Chemical dependency is the correct word and is a natural occurrence when people have to take powerful medication for a pro-longed period of time. All you do is start slowly reducing the amount of medication you are taking until you are off of it. As a matter of fact "addiction" and "chemical dependency" take place in two totally different areas of the brain.

How do I know? Because I have gotten off of powerful opiods myself, seven or eight times. If I felt like I needed help getting off of them, I would tell my Doctor and ask him to help me. Why, because like the majority of people in chronic pain, I am not a damn drug addict.

Friday, November 9, 2007

How can you write a blog about Chronic Pain when you are in so much pain?

I was recently asked this question by my Psychiatrist. "How can you write about chronic pain when you are in so much pain yourself". Honestly, it is getting harder to keep this blog updated. In the beginning it was my hope of getting the attention of the medical profession and the politicians. The most rewarding thing is to get comments and I also receive a lot of e-mail from people in pain. I am an advocate for chronic pain through such wonderful organizations as The American Pain Foundation. Chronic pain is one of the most stigmatized diseases in the world, just like Mental Illness used to be and still is to a degree, but not as bad as in the past.

It is only in the past decade that mental illness and psychiatrists have been getting the credit they deserve. In the past people suffering from any form of mental illness were characterized as "being crazy", "retarded", "messed up in the head, sickos". In 2006 an independent study showed that 11% of women and 5% of men take antidepressants. This situation is far from perfect but thanks to scientists and research, we are finally starting to understand the complexities of the human brain and the central nervous system.

Depression and anxiety problems or panic attacks which is a form of mental illness is a problem that Chronic Pain sufferers have to deal with also, especially if you have lived with chronic pain like me, for years. The Psychiatrist I mentioned above, I believe "with all my heart", was placed in my life by GOD. I have been seeing him for 16 years. I have been in Chronic Pain for 25 years. He has treated me for depression and panic attacks for 16 years. He has watched me go from a person with constant pain levels of 3-4 to constant 10 pain levels. He has also watched me battle with back surgeries that only made the pain worse. He has watched me battle the so-called pain management specialists who only want to do their spinal injections at $2500.00 per shot then send you back to your primary care Dr. for pain medication.

Out of anger at what I have been through and compassion for the way I was having to live he made this statement to me. He said, I really have no desire to get into pain management, but I am going to start treating you for your pain. He knows that the medication he prescribes is not sufficient for my pain level but it helps. That was 5 years ago and he still prescribes all of my medication. Not only is he a good psychiatrist but he is a very knowledgeable Medical Doctor.
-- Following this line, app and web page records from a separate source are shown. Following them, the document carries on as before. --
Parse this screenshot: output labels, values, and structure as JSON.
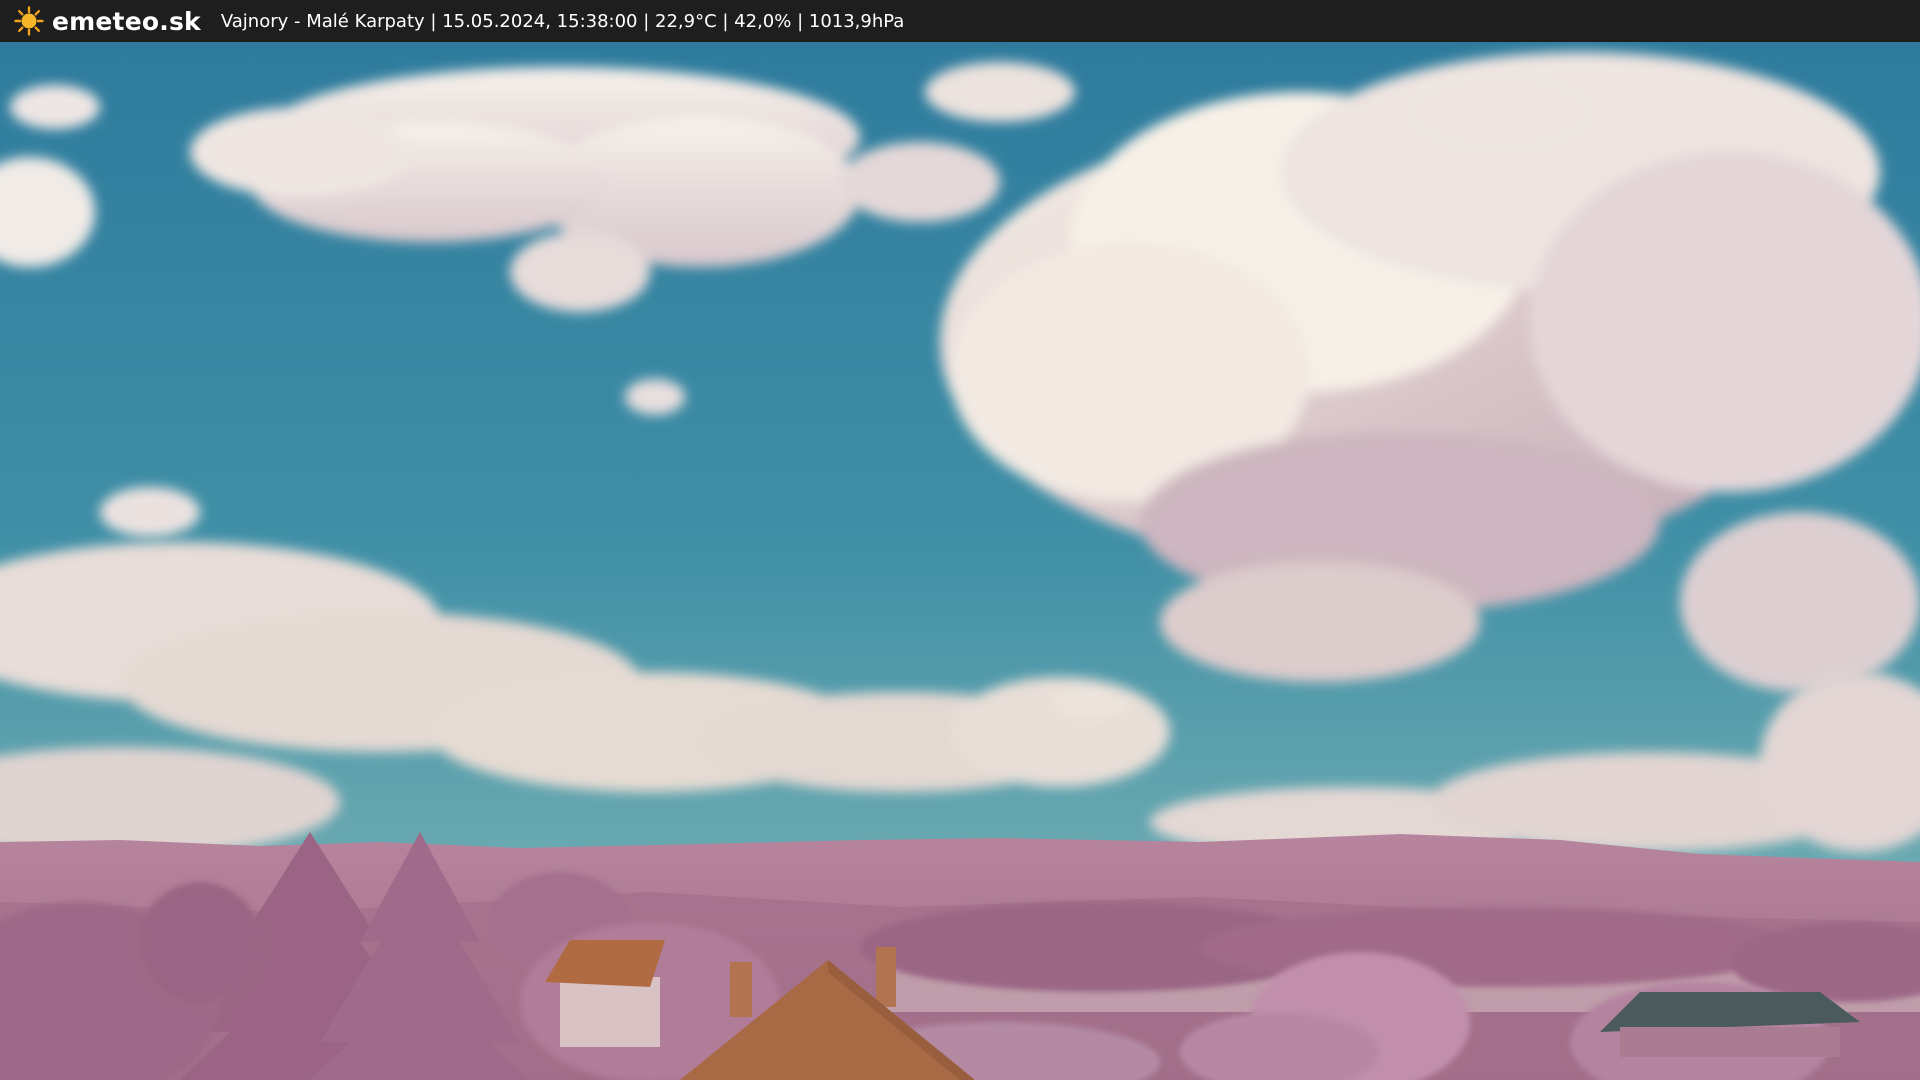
{
  "header": {
    "brand": "emeteo.sk",
    "caption": "Vajnory - Malé Karpaty | 15.05.2024, 15:38:00 | 22,9°C | 42,0% | 1013,9hPa",
    "logo_icon": "sun-icon"
  },
  "colors": {
    "bar_background": "#1e1e1e",
    "sky_top": "#2f7fa0",
    "sky_bottom": "#5aa5b0",
    "cloud": "#efe6e6",
    "hills": "#b07a95",
    "trees": "#a5708e",
    "roof": "#a86a45"
  }
}
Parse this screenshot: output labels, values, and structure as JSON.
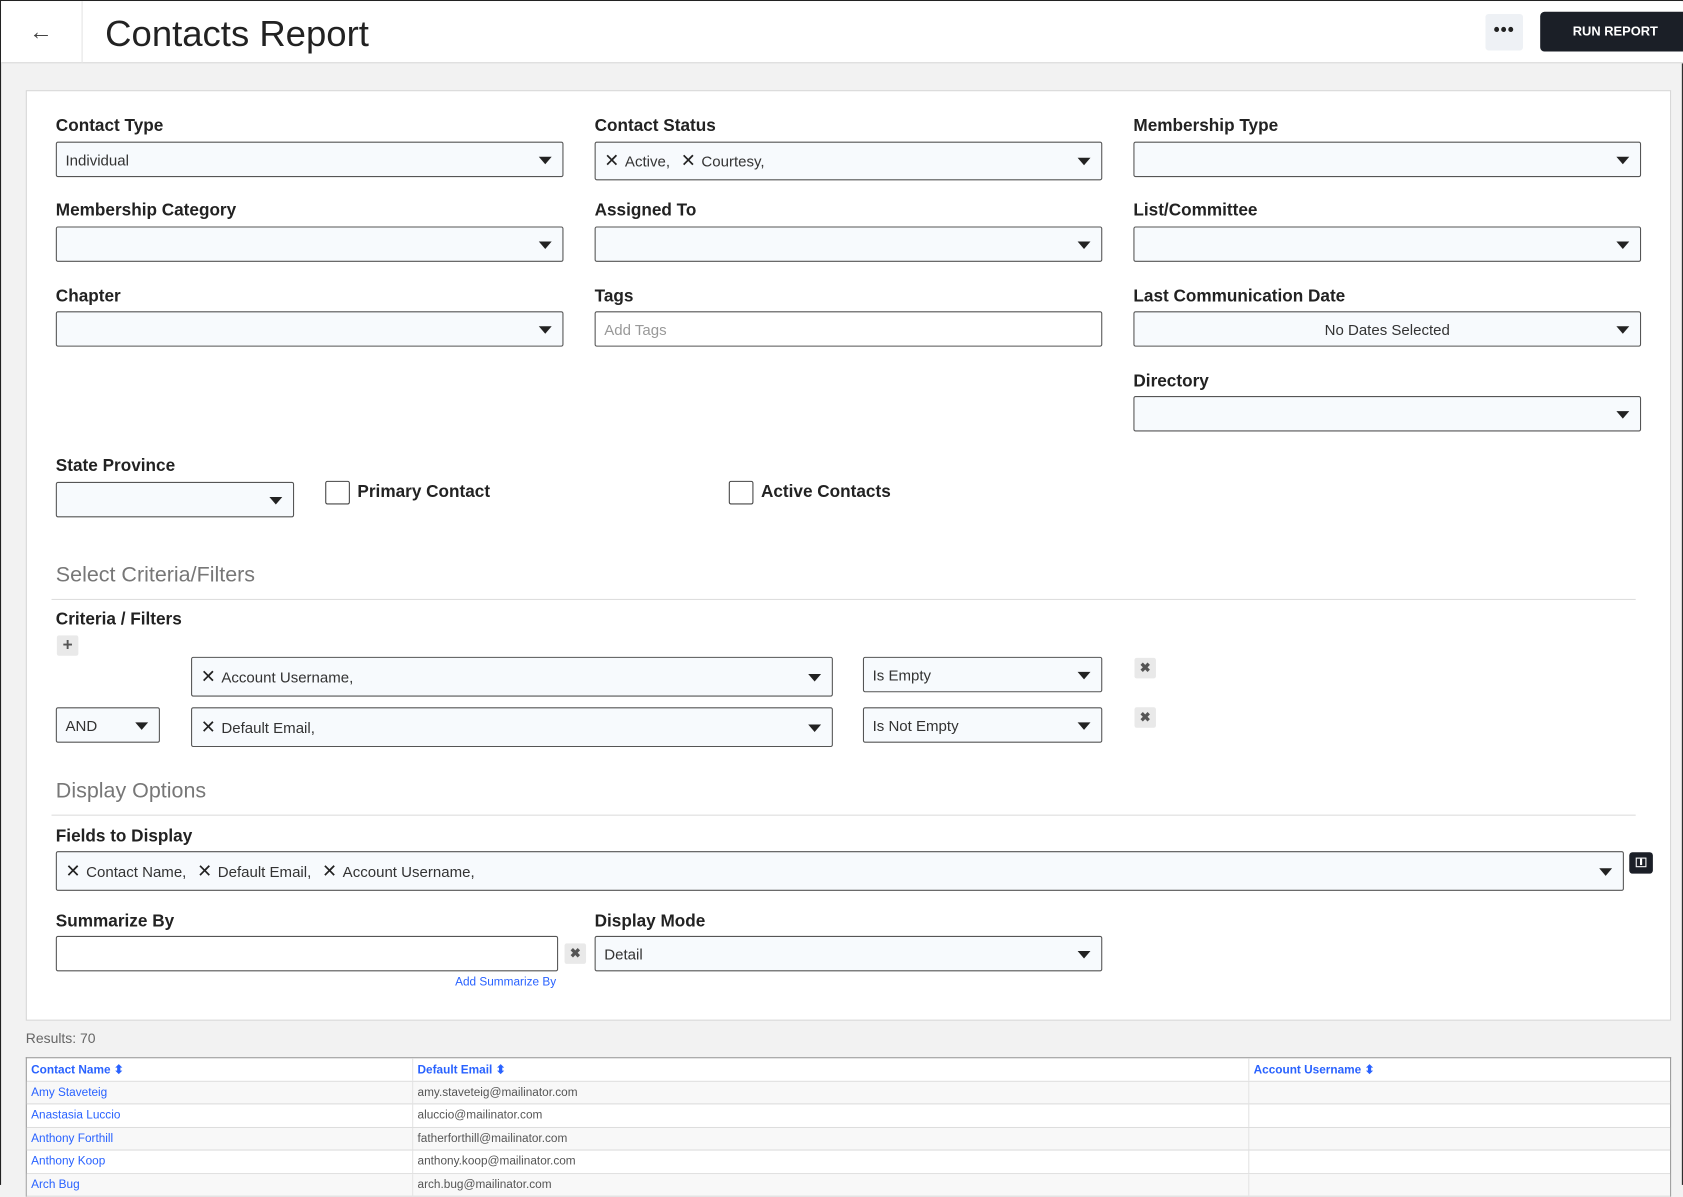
{
  "header": {
    "title": "Contacts Report",
    "back_icon": "arrow-left",
    "more_label": "•••",
    "run_label": "RUN REPORT"
  },
  "filters": {
    "contact_type": {
      "label": "Contact Type",
      "value": "Individual"
    },
    "contact_status": {
      "label": "Contact Status",
      "chips": [
        "Active,",
        "Courtesy,"
      ]
    },
    "membership_type": {
      "label": "Membership Type",
      "value": ""
    },
    "membership_category": {
      "label": "Membership Category",
      "value": ""
    },
    "assigned_to": {
      "label": "Assigned To",
      "value": ""
    },
    "list_committee": {
      "label": "List/Committee",
      "value": ""
    },
    "chapter": {
      "label": "Chapter",
      "value": ""
    },
    "tags": {
      "label": "Tags",
      "placeholder": "Add Tags"
    },
    "last_comm": {
      "label": "Last Communication Date",
      "value": "No Dates Selected"
    },
    "directory": {
      "label": "Directory",
      "value": ""
    },
    "state_province": {
      "label": "State Province",
      "value": ""
    },
    "primary_contact": {
      "label": "Primary Contact",
      "checked": false
    },
    "active_contacts": {
      "label": "Active Contacts",
      "checked": false
    }
  },
  "criteria": {
    "section_title": "Select Criteria/Filters",
    "label": "Criteria / Filters",
    "add_icon": "+",
    "rows": [
      {
        "conjunction": "",
        "field": "Account Username,",
        "operator": "Is Empty"
      },
      {
        "conjunction": "AND",
        "field": "Default Email,",
        "operator": "Is Not Empty"
      }
    ],
    "remove_icon": "✖"
  },
  "display": {
    "section_title": "Display Options",
    "fields_label": "Fields to Display",
    "fields": [
      "Contact Name,",
      "Default Email,",
      "Account Username,"
    ],
    "summarize_label": "Summarize By",
    "summarize_value": "",
    "add_summarize": "Add Summarize By",
    "mode_label": "Display Mode",
    "mode_value": "Detail"
  },
  "results": {
    "label": "Results: 70",
    "columns": [
      "Contact Name ⬍",
      "Default Email ⬍",
      "Account Username ⬍"
    ],
    "rows": [
      {
        "name": "Amy Staveteig",
        "email": "amy.staveteig@mailinator.com",
        "username": ""
      },
      {
        "name": "Anastasia Luccio",
        "email": "aluccio@mailinator.com",
        "username": ""
      },
      {
        "name": "Anthony Forthill",
        "email": "fatherforthill@mailinator.com",
        "username": ""
      },
      {
        "name": "Anthony Koop",
        "email": "anthony.koop@mailinator.com",
        "username": ""
      },
      {
        "name": "Arch Bug",
        "email": "arch.bug@mailinator.com",
        "username": ""
      }
    ]
  }
}
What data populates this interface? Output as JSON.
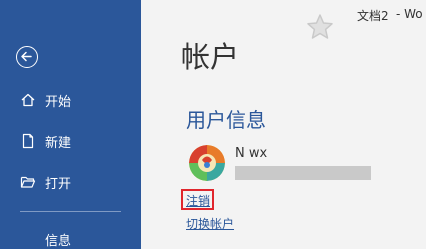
{
  "window": {
    "doc_title": "文档2",
    "doc_title_cut": "-  Wo"
  },
  "sidebar": {
    "back_icon": "back-arrow-icon",
    "items": [
      {
        "label": "开始",
        "icon": "home-icon"
      },
      {
        "label": "新建",
        "icon": "new-document-icon"
      },
      {
        "label": "打开",
        "icon": "folder-open-icon"
      },
      {
        "label": "信息"
      }
    ],
    "accent": "#2b579a"
  },
  "main": {
    "page_title": "帐户",
    "section_title": "用户信息",
    "user_name": "N wx",
    "signout_label": "注销",
    "switch_account_label": "切换帐户",
    "highlight_color": "#e0262d"
  }
}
I have nothing but gratification for him and in my life he is one of about three in the medical profession I can say that about.

Chronic Pain is a disease and finally research is starting to reveal the complexities of it. It will not be in my life time that the "he is only wanting drugs because he is an addict" stigma will be lifted. In the meantime myself and about 60-70 million others will continue to "suffer in silence".